Goal of the exercise — Select from the records below every line that has the word "String" in it.

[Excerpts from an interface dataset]
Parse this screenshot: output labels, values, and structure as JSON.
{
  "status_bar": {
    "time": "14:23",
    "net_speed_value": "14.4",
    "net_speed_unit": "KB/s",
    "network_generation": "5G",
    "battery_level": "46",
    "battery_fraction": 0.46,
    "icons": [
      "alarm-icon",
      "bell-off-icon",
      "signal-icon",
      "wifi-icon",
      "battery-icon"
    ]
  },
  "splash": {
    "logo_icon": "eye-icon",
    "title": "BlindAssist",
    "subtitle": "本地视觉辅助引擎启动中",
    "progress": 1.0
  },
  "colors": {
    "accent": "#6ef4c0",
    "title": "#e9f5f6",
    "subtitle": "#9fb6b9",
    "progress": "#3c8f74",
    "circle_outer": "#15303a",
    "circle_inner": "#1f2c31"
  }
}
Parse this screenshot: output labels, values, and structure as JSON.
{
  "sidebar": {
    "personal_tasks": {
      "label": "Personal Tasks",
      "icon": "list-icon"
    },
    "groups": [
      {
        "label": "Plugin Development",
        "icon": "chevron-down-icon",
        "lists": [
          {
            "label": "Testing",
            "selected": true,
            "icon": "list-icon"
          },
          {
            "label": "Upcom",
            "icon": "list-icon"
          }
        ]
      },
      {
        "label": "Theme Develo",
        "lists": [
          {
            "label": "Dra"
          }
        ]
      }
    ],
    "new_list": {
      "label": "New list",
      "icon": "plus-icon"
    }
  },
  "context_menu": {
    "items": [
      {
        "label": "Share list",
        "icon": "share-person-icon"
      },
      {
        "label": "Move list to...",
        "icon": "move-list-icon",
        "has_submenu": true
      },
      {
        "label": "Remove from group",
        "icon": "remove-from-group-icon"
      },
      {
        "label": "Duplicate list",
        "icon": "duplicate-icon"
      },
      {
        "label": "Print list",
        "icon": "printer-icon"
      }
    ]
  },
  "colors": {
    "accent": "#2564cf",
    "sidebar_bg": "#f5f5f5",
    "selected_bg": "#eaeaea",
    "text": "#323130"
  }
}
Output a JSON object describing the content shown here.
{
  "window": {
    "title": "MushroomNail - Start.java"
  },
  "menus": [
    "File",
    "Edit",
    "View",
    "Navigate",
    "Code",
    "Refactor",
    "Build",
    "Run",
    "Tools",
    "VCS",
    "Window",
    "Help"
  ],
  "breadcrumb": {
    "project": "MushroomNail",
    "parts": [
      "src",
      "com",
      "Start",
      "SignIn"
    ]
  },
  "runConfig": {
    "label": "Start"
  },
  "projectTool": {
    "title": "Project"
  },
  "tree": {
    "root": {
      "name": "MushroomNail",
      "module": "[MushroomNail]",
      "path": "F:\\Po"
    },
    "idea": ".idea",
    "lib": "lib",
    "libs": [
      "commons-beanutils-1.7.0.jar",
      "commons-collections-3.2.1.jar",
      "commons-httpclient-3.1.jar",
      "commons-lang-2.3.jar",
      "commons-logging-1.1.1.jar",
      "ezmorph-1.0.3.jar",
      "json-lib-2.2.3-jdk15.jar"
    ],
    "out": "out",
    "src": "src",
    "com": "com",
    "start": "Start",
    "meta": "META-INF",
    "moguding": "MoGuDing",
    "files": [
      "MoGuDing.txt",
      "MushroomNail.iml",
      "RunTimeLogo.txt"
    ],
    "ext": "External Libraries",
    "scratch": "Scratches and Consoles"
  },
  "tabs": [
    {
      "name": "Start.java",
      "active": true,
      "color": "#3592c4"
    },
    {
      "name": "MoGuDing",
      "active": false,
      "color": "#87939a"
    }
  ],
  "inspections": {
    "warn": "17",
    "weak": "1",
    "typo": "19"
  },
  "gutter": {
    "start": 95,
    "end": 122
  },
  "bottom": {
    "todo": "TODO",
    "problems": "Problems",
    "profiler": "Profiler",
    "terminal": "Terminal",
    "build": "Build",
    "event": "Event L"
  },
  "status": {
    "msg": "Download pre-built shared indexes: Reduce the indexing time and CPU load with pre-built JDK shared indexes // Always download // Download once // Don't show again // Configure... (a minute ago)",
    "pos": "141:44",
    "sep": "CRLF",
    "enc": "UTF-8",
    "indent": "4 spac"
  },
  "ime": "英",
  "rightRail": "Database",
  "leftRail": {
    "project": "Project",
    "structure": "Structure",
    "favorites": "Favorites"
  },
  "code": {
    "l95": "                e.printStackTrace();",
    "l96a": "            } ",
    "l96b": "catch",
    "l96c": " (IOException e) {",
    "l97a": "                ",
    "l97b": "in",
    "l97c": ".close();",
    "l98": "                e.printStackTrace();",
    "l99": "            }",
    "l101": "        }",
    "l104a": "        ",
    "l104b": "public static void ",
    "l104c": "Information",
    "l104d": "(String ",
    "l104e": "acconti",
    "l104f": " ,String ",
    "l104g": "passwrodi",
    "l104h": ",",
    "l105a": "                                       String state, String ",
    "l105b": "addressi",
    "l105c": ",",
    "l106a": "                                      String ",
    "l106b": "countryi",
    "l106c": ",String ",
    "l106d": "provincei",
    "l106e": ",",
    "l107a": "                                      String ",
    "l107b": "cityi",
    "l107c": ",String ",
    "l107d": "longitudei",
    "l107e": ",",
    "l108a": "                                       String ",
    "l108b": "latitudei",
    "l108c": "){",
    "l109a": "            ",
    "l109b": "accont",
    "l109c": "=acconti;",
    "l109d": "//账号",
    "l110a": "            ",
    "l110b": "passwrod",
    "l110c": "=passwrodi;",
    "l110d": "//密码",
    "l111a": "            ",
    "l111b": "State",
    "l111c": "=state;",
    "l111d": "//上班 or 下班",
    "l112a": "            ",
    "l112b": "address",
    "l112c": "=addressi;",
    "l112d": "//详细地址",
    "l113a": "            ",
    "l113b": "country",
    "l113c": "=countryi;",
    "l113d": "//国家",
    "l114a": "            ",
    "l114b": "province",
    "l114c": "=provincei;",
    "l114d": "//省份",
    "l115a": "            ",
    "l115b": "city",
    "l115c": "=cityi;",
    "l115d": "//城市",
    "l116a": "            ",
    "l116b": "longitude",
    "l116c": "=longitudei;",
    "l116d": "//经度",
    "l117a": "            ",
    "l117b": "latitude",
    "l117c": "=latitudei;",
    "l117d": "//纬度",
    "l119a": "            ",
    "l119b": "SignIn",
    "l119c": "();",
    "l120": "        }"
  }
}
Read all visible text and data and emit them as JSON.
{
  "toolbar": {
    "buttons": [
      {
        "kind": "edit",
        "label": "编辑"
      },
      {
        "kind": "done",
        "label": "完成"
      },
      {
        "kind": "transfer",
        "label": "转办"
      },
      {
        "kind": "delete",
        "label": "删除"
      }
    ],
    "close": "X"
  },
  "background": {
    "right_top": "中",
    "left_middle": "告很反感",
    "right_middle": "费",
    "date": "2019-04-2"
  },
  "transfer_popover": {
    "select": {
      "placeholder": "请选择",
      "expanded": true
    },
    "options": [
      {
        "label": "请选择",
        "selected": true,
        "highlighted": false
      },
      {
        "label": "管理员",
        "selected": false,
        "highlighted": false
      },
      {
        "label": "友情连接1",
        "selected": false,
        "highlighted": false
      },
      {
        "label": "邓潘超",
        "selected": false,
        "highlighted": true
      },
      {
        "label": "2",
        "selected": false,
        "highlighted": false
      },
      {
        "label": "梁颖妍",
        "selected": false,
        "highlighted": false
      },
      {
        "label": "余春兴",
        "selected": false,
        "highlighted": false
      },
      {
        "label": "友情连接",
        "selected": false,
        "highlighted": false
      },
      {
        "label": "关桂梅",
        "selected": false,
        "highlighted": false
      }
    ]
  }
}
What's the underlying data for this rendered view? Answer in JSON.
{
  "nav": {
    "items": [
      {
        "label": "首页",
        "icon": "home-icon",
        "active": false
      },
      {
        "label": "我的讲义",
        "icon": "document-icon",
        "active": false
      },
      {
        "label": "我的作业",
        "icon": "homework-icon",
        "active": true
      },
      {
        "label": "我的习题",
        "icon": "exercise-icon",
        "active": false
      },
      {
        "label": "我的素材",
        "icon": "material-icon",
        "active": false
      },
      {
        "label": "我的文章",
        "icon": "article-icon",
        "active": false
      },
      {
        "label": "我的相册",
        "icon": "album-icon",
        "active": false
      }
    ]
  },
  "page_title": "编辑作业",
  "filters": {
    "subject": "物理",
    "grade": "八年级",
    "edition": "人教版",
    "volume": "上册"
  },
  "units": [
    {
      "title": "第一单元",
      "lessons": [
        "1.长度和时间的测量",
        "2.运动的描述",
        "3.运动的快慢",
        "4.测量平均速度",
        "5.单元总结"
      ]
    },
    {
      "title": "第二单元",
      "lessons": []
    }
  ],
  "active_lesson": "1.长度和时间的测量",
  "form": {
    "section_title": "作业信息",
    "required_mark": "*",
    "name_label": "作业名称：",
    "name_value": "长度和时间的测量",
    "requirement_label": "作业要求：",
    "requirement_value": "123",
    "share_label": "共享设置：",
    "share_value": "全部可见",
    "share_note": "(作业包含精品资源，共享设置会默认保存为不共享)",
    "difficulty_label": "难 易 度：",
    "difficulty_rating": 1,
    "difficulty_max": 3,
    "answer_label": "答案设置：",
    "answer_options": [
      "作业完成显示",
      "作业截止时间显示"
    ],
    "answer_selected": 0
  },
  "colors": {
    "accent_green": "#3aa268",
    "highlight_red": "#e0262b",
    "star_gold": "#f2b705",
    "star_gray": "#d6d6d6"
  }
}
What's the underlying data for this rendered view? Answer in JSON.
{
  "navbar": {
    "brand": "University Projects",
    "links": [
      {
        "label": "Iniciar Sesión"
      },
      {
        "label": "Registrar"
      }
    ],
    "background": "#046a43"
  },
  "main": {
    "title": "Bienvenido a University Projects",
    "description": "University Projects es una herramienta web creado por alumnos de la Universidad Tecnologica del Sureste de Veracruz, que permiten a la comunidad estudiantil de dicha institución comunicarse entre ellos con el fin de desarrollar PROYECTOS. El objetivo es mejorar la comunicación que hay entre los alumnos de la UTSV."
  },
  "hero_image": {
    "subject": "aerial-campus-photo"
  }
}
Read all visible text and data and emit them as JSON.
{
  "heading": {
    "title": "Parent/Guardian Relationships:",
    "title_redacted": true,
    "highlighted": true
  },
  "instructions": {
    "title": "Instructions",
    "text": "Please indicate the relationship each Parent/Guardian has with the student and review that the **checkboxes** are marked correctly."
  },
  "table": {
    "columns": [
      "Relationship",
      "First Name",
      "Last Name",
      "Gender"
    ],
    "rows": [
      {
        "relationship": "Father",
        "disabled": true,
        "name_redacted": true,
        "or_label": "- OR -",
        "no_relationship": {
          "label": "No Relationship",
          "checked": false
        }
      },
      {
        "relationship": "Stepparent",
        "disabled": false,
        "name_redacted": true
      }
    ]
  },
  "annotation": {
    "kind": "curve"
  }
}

Output —
    "l104d": "(String ",
    "l104f": " ,String ",
    "l105a": "                                       String state, String ",
    "l106a": "                                      String ",
    "l106c": ",String ",
    "l107a": "                                      String ",
    "l107c": ",String ",
    "l108a": "                                       String ",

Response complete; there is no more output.